:: GIVEN RECORDS ::

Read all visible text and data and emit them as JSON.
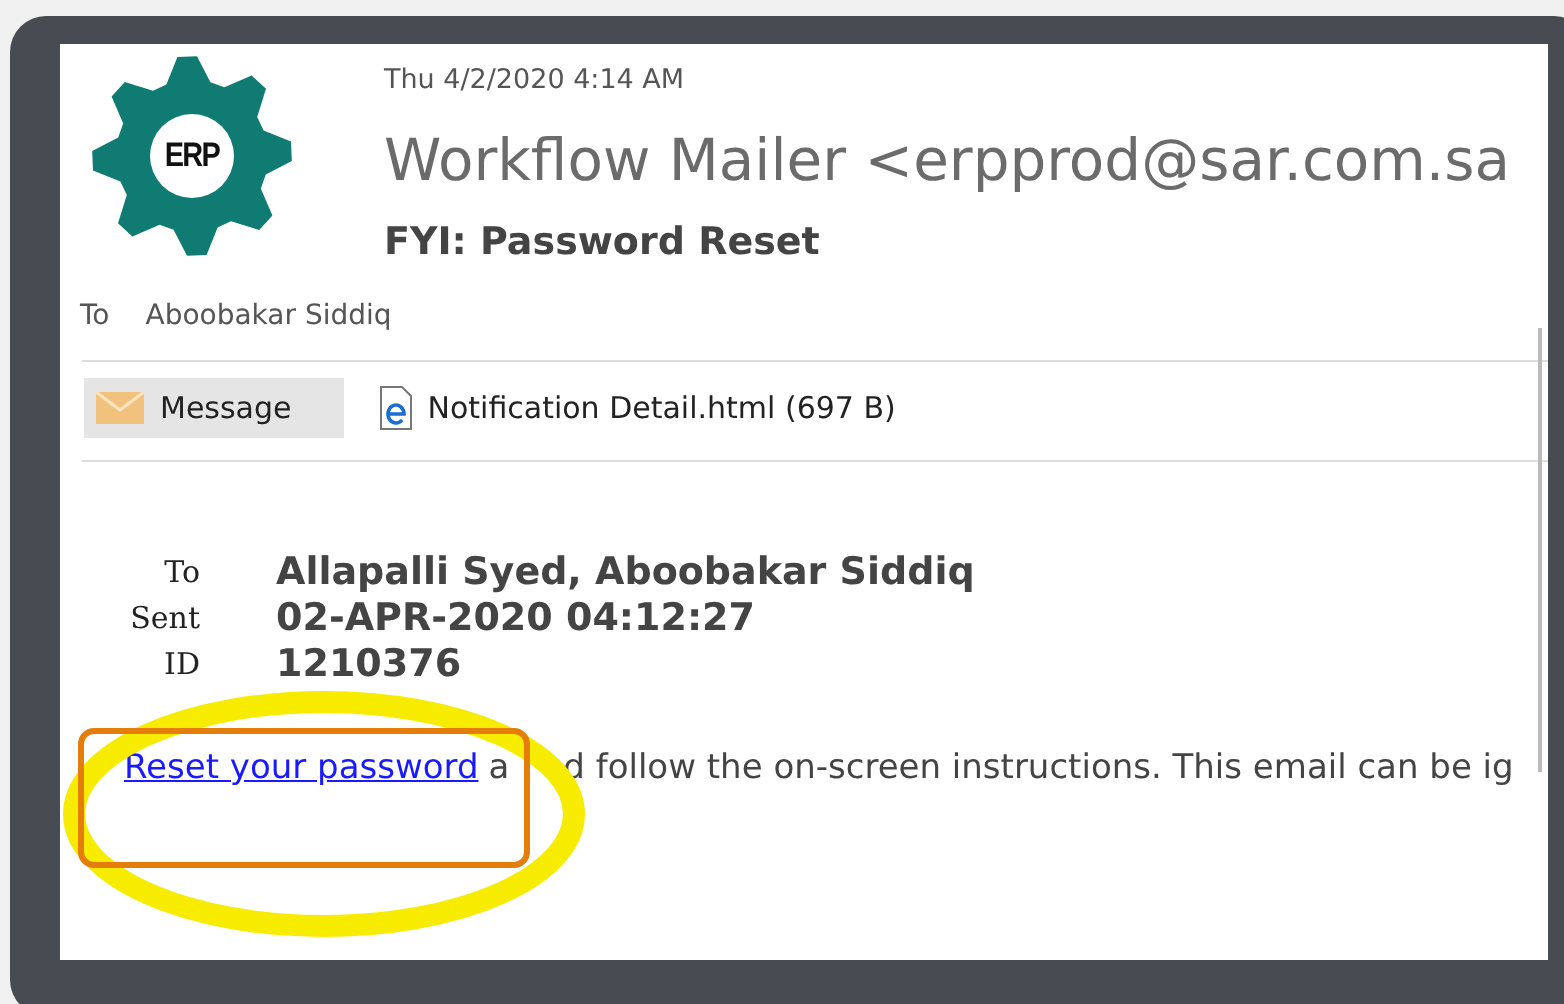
{
  "logo": {
    "text": "ERP"
  },
  "header": {
    "date": "Thu 4/2/2020 4:14 AM",
    "sender": "Workflow Mailer <erpprod@sar.com.sa",
    "subject": "FYI: Password Reset",
    "to_label": "To",
    "to": "Aboobakar Siddiq"
  },
  "tabs": [
    {
      "label": "Message",
      "kind": "message",
      "selected": true
    },
    {
      "label": "Notification Detail.html (697 B)",
      "kind": "attachment",
      "selected": false
    }
  ],
  "body": {
    "fields": [
      {
        "label": "To",
        "value": "Allapalli Syed, Aboobakar Siddiq"
      },
      {
        "label": "Sent",
        "value": "02-APR-2020 04:12:27"
      },
      {
        "label": "ID",
        "value": "1210376"
      }
    ],
    "link": "Reset your password",
    "text_parts": [
      "a",
      "d follow the on-screen instructions. This email can be ig"
    ]
  },
  "annotations": [
    {
      "kind": "ellipse",
      "color": "#f7ec00"
    },
    {
      "kind": "rect",
      "color": "#e47d0a"
    }
  ]
}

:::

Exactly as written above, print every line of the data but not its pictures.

Read all visible text and data and emit them as JSON.
{
  "logo": {
    "text": "ERP"
  },
  "header": {
    "date": "Thu 4/2/2020 4:14 AM",
    "sender": "Workflow Mailer <erpprod@sar.com.sa",
    "subject": "FYI: Password Reset",
    "to_label": "To",
    "to": "Aboobakar Siddiq"
  },
  "tabs": [
    {
      "label": "Message",
      "kind": "message",
      "selected": true
    },
    {
      "label": "Notification Detail.html (697 B)",
      "kind": "attachment",
      "selected": false
    }
  ],
  "body": {
    "fields": [
      {
        "label": "To",
        "value": "Allapalli Syed, Aboobakar Siddiq"
      },
      {
        "label": "Sent",
        "value": "02-APR-2020 04:12:27"
      },
      {
        "label": "ID",
        "value": "1210376"
      }
    ],
    "link": "Reset your password",
    "text_parts": [
      "a",
      "d follow the on-screen instructions. This email can be ig"
    ]
  },
  "annotations": [
    {
      "kind": "ellipse",
      "color": "#f7ec00"
    },
    {
      "kind": "rect",
      "color": "#e47d0a"
    }
  ]
}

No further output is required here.